:: AVAILABLE DATA

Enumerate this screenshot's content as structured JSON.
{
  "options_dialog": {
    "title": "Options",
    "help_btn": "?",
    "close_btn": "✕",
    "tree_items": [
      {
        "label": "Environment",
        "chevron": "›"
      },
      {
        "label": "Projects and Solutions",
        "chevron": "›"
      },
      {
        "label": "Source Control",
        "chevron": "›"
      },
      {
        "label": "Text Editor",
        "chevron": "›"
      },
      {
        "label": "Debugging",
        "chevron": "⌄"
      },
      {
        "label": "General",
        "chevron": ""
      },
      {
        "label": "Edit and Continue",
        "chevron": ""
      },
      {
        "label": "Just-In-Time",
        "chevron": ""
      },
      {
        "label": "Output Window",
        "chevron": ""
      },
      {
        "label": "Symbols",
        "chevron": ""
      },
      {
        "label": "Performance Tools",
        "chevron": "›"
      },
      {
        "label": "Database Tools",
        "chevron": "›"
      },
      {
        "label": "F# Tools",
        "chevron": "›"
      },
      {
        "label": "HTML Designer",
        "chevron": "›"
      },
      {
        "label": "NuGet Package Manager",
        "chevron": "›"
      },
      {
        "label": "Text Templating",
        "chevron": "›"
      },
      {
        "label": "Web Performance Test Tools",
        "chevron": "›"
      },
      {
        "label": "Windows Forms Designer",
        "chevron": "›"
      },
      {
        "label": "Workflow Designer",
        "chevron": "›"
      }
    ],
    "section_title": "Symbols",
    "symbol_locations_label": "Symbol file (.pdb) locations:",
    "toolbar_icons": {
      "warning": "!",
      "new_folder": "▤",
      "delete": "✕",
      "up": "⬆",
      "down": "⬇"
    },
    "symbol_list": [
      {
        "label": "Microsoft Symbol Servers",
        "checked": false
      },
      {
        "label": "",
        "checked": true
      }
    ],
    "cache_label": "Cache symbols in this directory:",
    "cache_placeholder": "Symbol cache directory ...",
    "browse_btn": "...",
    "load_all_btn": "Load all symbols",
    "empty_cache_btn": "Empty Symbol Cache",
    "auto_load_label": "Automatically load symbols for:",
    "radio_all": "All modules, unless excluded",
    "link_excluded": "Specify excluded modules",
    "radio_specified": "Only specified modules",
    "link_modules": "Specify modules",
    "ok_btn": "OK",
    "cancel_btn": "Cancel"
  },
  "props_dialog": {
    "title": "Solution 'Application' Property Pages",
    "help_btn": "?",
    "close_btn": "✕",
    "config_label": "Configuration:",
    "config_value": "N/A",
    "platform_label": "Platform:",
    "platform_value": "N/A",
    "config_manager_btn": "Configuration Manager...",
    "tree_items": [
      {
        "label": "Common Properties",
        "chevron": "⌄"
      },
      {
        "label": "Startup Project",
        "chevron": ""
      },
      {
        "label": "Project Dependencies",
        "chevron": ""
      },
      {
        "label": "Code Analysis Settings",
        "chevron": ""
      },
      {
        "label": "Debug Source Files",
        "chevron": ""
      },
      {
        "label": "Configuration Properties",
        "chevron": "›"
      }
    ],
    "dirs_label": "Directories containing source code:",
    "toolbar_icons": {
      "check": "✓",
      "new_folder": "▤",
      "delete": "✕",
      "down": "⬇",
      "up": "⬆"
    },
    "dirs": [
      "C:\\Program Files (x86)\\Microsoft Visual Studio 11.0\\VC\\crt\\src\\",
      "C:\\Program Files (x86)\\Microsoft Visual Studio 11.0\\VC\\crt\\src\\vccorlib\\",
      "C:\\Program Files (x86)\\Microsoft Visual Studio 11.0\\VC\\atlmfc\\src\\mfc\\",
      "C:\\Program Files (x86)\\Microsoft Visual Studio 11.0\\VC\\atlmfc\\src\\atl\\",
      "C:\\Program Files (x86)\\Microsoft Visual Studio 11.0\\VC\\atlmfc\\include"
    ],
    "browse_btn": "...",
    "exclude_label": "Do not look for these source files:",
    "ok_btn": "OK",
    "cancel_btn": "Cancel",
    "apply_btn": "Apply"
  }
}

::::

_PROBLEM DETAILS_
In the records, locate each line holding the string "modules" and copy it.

_RESPONSE TO THIS TASK_
    "radio_all": "All modules, unless excluded",
    "link_excluded": "Specify excluded modules",
    "radio_specified": "Only specified modules",
    "link_modules": "Specify modules",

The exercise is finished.